– This posts not about music. I’m on a mini-tour with my band Acres and this is about the art gallery we visited after playing in Leeds. –
Yesterday we went to the Hockney Gallery in Salts Mill, Saltaire; an old mill converted in the late 80’s into an art gallery/boutique shopping mall. It looks disconcertingly like a block of offices and the ground floor room is more of an eerily spacious shop, with original Hockney’s lining the wall. But the oddness of the building doesn’t detract from the impact of the third floor gallery. A breathtaking view out the window; Yorkshire hills in late winter sunlight, interrupted by Hockney portraits, colourful and wonky in a pleasingly familiar way. The work is playful, bright and beautiful and includes a piece called Bessingby road – 3 pictures of the same stretch of road in Hockney’s current home town Bridlington in 3 contrasting seasons. Trees and bins stand out against the snow/green/grey. The final part of the exhibition is a room featuring projections of Hockney’s iphone drawings.
That morning I’d been reading Although of course you end up becoming yourself, a book long interview with David Foster Wallace by David Lipsky, conducted during his Infinite Jest publicity tour. There’s an interesting passage where Wallace talks about the need for experimental fiction that is fun to read, but that also “captures and talks about the way the world feels on our nerve endings, in a way that conventional realistic stuff can’t.” I think this is a good description of what Hockney does (although Hockney at this point I guess maybe isn’t considered avante-garde in the sense Wallace is talking about, but never mind that). Capturing a very powerful version of the world, of what we see, using non or maybe semi-realistic styles.

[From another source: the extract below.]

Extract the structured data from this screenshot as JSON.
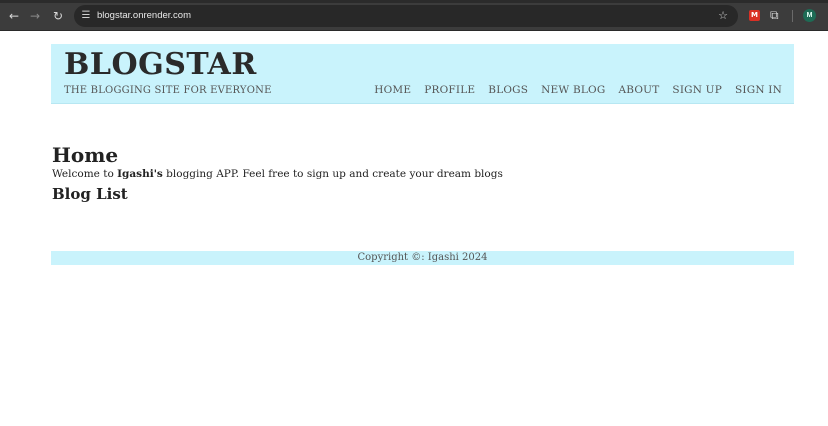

Hockney and Wallace resonated for me yesterday because Hockney is a gift to the viewer, he is really and truly having a conversation with us when we look at his work, just as Wallace is when we read his words. Hockney’s paintings are a pleasure to look at, easy but also innovative and endlessly (for me) interesting. His iphone drawings are fascinating. They are projected rather than printed because, as he points out in an interview “this is a medium of pure light, not ink or pigment.” Wallace talks about the influence of technology on our literary needs, the affect of flash cuts and constant streams of information. Hockney controls technology, utilizing the constant presence of his mobile phone, the near infinity that it offers him in the form of the full colour wheel, to create work entirely in keeping with his own oeuvre but excitingly new.
One painting is particularly effective for me. A landscape of some trees, black and white and grey with areas of clarity, silhouette branches against white sky, moving into areas of clumsy brushstrokes. Nature is both neat and wild in turn. Next to this is a brightly coloured picture of fields and road, pink and green with wildly veering tyre tracks that are at once strange looking and yet clearlytruthfully placed (truthful to vision, if not to perspective). Both pictures powerfully capture my understanding of nature, of what the countryside looks like to me but also what it looks like to Hockney, which is different to me. Our two perspectives have the space to interact within these two paintings.